Indeed. If the opponent is in the air, he can hit them with his anti-air, and he can do the so called “Shoryu FADC” combo – IE, he can Focus cancel his anti-air and connect his Ultra – so if you learn the character well, there’ll be plenty of situations where you can inflict damage on your opponent. He has a lot of different combos, and many situations where he can land them.

Okada:
Actually, he’s becoming really popular among the testers. They say he’s really fun to play. When you hear everything about how his looks being simple, his gameplay being simple, and him just being pretty average across the board, you might get the impression that he’s not very interesting, but it also means that he’s very straightforward.

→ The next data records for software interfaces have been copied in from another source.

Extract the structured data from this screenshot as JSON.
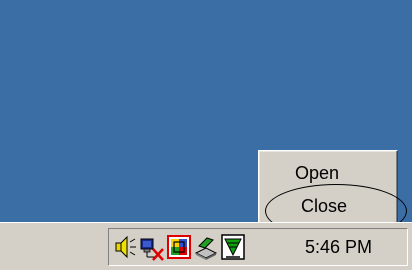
{
  "context_menu": {
    "items": [
      {
        "label": "Open"
      },
      {
        "label": "Close"
      }
    ]
  },
  "taskbar": {
    "tray_icons": [
      "speaker-icon",
      "network-disconnected-icon",
      "keyboard-layout-icon",
      "safely-remove-hardware-icon",
      "download-funnel-icon"
    ],
    "clock": "5:46 PM"
  },
  "colors": {
    "desktop": "#3a6ea5",
    "taskbar": "#d4d0c8",
    "annotation_ellipse": "#000000"
  }
}
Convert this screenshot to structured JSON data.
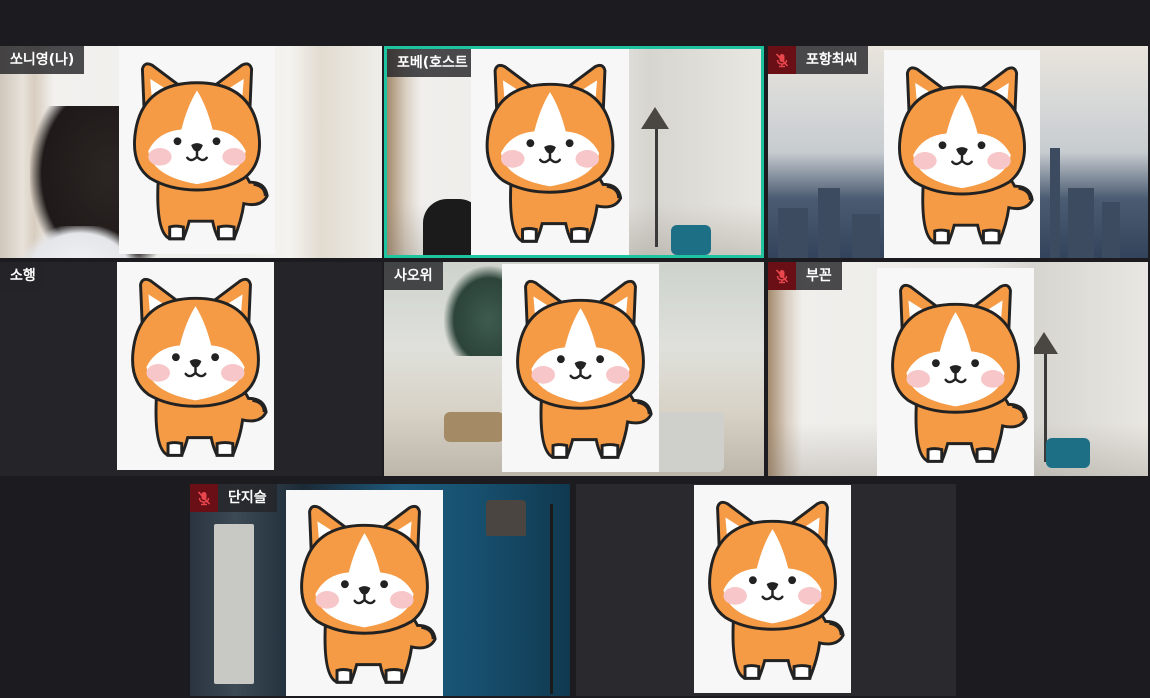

He’s the type of character where it’s easy to come up with ideas like “If I go ahead like this, that’s going to happen” or “From this situation, I should do that move”, and just implement them right away, and that makes him very fun to play. So because of that, I think Adon is a character that everyone from beginners to pros can have fun with.

-OK, so as usual, a message for people looking forward to using Adon, please

Okada:
Looks can be deceiving, on the inside he’s actually really nice (laughs).

Tamamura:
He does equally well against pretty much everyone, so please try him out.

Okada:
Well, you can’t say whether or not you like him until you’ve tried using him, so at least don’t knock it ’till you’ve tried it. Please give Adon a try and I think you’ll like him.

Tamamura:
Kinda like cuttlefish, if you like him I think you’ll be able to enjoy him for a long time.

Tsukamoto:
Absolutely. I really hope you’ll at least try him.

Well, everyone, what did you think? We didn’t get to touch upon Adon’s all-important voice, but I think there’s potential for an interesting discussion about his and other characters voices, so I think we’ll explore that in more depth in a future installment about the sound in the game.

So this concludes our behind-the-scenes looks at all the added characters announced so far! All these additional characters sure cause a headache for the Scenario department. Speaking of which, next time I thought we’d discuss the scenario of SF4 and SSF4.

That’s it for now – see you next week, everyone!

Definitely an interesting blog. It’s a shame that more developers don’t do blogs similar to this as we’re sure that many fans would love to read them. Once again, great work Jigsaw!

[Capcom Unity] [Jigsaw]